What the task asks: Only the lines that include "icon" should be copied from the data below.

......

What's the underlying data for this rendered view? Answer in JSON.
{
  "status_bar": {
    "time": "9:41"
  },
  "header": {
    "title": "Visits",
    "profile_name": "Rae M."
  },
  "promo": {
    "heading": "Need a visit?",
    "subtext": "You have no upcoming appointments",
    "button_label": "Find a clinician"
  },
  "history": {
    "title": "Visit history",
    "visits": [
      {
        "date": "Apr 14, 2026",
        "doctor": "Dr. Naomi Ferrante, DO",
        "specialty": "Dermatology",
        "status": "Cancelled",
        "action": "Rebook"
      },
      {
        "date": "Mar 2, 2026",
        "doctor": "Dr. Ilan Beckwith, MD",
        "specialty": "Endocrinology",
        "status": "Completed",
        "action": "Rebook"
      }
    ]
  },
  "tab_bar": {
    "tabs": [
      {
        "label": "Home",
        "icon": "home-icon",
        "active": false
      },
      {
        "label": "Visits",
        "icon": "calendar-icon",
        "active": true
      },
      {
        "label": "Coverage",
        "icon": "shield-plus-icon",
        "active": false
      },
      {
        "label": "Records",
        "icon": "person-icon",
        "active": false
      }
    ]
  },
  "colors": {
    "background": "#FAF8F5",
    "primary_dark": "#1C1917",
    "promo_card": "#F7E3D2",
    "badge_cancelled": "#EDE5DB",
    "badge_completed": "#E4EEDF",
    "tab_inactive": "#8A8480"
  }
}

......

Expected answer:
        "icon": "home-icon",
        "icon": "calendar-icon",
        "icon": "shield-plus-icon",
        "icon": "person-icon",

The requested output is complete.